Dominic Green and Tom Wilkin discuss the Court of Appeal’s decision on challenging the validity of a trade mark in Caspian Pizza v Shah,[1] in which RadcliffesLeBrasseur acted for the defendants.

The Court of Appeal has clarified that a mark holder does not need nationwide goodwill to challenge the validity of a registered trade mark provided the mark holder has a reputation, within a particular locality, sufficient to bring a claim under passing off.

Trade Marks Act 1994 (TMA)

Section 5(4)(a) TMA provides a ground of refusal for registration of a mark, where its use in the UK is liable to be prevented by any rule of law protecting an unregistered mark, particularly the law of passing off.

Section 11(3) TMA provides a defence against a claim for trademark infringement. A registered trade mark is not infringed by the use, in the course of trade in a particular locality, of an earlier right which applies only in that locality.

Under Section 47(2)(b) TMA, a trademark may be declared invalid on the ground that there is an earlier right to which the condition set out in s.5(4) is satisfied, unless the proprietor of the earlier mark has consented to registration.

Background

The claimants started a pizza restaurant business in Birmingham in 1991 called Caspian Pizza. They registered the word mark CASPIAN in 2005 and a device mark containing an image and the words CASPIAN PIZZA in 2010. The claimants alleged that the defendants, who had operated pizza restaurants in Worcester under the Caspian name since 2002, had infringed the trade marks after the termination of a franchise agreement between the parties in 2013. The defendants counterclaimed that the marks were invalid pursuant to s.5(4)(a) TMA.

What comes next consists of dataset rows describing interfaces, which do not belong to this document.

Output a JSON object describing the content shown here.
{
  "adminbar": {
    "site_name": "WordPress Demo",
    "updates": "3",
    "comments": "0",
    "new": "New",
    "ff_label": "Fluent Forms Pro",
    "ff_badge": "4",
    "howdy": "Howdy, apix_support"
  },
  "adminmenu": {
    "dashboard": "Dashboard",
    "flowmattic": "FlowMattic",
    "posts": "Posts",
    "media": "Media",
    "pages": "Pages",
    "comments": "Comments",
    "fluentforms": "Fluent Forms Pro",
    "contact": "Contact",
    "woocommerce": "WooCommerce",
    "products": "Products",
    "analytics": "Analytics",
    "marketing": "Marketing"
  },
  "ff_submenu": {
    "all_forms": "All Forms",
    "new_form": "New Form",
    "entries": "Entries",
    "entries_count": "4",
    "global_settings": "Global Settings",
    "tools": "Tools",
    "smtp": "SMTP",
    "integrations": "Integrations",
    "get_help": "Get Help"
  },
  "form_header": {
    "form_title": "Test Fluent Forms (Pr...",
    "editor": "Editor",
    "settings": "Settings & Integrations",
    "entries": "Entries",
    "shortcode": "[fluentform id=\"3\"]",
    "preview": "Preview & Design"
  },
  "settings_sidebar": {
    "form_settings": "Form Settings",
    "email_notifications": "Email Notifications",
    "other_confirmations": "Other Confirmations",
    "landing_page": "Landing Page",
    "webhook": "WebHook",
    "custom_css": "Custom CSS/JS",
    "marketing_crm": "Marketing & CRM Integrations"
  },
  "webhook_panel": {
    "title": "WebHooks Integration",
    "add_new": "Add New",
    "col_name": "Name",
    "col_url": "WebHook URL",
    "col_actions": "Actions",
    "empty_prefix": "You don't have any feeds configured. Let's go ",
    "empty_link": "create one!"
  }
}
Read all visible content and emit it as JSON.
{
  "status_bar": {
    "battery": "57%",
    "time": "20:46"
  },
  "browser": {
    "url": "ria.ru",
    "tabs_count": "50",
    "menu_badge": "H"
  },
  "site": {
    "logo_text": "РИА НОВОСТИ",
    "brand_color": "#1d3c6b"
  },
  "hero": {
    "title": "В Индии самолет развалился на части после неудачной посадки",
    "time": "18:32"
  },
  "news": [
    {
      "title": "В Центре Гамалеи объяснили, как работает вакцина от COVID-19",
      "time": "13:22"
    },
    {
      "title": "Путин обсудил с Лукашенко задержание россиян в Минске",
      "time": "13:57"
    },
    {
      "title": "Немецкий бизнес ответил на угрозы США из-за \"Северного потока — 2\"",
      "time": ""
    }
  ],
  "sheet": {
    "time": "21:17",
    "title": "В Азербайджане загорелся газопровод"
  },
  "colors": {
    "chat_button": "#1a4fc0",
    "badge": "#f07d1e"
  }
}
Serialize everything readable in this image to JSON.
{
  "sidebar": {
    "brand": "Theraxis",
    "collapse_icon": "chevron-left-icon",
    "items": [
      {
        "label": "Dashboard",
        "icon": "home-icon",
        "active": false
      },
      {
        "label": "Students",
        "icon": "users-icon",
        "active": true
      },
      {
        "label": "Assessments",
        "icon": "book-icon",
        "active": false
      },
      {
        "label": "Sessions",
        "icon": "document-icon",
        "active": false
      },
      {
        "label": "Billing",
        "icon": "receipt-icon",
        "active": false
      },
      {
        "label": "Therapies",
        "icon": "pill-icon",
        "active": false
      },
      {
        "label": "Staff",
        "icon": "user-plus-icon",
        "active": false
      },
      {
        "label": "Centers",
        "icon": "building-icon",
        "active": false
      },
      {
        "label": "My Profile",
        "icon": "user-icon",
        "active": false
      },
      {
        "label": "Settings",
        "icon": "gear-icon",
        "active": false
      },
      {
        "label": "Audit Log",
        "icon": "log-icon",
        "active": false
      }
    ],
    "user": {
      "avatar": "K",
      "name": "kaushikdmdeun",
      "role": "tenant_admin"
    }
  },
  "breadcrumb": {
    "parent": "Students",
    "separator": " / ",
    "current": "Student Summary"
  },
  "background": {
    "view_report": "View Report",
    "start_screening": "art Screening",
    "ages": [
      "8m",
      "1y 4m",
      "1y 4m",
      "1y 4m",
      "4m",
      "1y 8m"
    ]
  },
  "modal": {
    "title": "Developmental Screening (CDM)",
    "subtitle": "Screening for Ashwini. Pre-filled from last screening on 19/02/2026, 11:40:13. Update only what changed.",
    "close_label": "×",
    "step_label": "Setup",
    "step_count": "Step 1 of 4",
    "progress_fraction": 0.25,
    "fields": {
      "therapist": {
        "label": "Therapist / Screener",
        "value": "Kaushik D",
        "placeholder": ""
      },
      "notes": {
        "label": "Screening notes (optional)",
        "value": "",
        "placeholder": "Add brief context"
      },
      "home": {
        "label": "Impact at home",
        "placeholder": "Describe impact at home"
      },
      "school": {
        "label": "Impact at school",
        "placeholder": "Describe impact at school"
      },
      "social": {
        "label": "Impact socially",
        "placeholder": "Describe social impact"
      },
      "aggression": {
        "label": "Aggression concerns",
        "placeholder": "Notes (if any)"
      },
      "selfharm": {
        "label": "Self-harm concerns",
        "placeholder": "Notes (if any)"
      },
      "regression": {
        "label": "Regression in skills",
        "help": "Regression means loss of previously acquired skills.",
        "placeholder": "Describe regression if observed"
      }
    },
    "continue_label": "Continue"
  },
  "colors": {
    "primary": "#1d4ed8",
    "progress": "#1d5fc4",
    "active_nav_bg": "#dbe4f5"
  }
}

At first instance, it was found that the defendants had sufficient goodwill in the Caspian name to establish a claim for passing off against anyone using the name to run a pizza restaurant in Worcester. HH Judge Hacon held that the CASPIAN word mark was invalid because, at the date of registration, the defendants had established the requisite goodwill in the name Caspian for the purposes of s.5(4)(a).

Whilst the Court found that the defendants had not infringed the device mark, it was held not to be invalid, as the defendant had not used a similar logo prior to 2007, and therefore had no earlier right on which it could rely.

The claimants appealed against the declaration of invalidity against the word mark CASPIAN and the defendants cross-appealed against the device mark’s validity.

Court of Appeal

The claimants argued that the Court should follow the decision in Redd Solicitors LLP v Red Legal Ltd[2], in that whilst a defendant with pre-existing goodwill in a particular locality may make use of the defence to a claim for trade mark infringement under s.11(3), the level of goodwill required to make a claim for invalidity under s.5(4)(a) must be construed as being goodwill either throughout, or in a significant part of, the UK.

The Court rejected this argument, agreeing with the decision of the Hearing Officer in SWORDERS Trade Mark dated 28 July 2006 (O-21206). The Court held that the wording of s.5(4)(a) requires an opponent to registration to have established goodwill in an identifiable geographical area sufficient to qualify for passing off protection. The Court agreed with the Hearing Officer in the earlier decision in that an application to register a trade mark operates as a ‘notional extension’ of the use of the mark over the whole country, which would trigger a claim for passing off from an earlier mark holder in a specific locality. Earlier use of the mark, therefore, does not have to have been throughout the UK or in a geographical area which overlaps with the place where the applicant for registration carries on its business.

The Court further rejected the claimant’s submission that any declaration of invalidity should be reserved to Worcester. The Court clarified that it has no power to make a declaration of partial validity of a mark in relation to geographical area. Proprietors can limit the mark’s geographical reach at the time of the application and also at a later date under s.13 TMA. However, a post-registration limitation may not be enough, as any action on validity under s.5(4) goes back to the date of registration.

The Court held both marks to be invalid, dismissing the appeal and allowing the cross-appeal. The judge at first instance should have considered the marks together, rather than separately, as the primary element making up the device mark was the word Caspian, meaning it would also qualify for passing off under s.5(4)(a).

Conclusions

Businesses seeking to register their mark must be conscious that identical or similar mark holders may have attained an earlier right. Prudent applicants can protect their position by carrying out relevant searches beforehand and, where necessary, by restricting a trade mark’s geographical applicability or reaching an agreement with the earlier right holder. Failure to do so could leave a trade mark at risk of being the subject of an application for invalidity.

For businesses accused of trade mark infringement, the ability to show pre-existing goodwill in a locality could be enough to provide a defence to a claim and also establish grounds for an application of invalidity.

The judgment reflects commercial reality in that, whilst a mark’s goodwill is rarely nationwide, especially in the primary years of a business, it nevertheless warrants legal protection. The decision provides certainty for those who have acquired localised goodwill in a mark, in that they will be less likely to face a successful claim for trade mark infringement where a similar mark is later registered.

The judgment can be read here.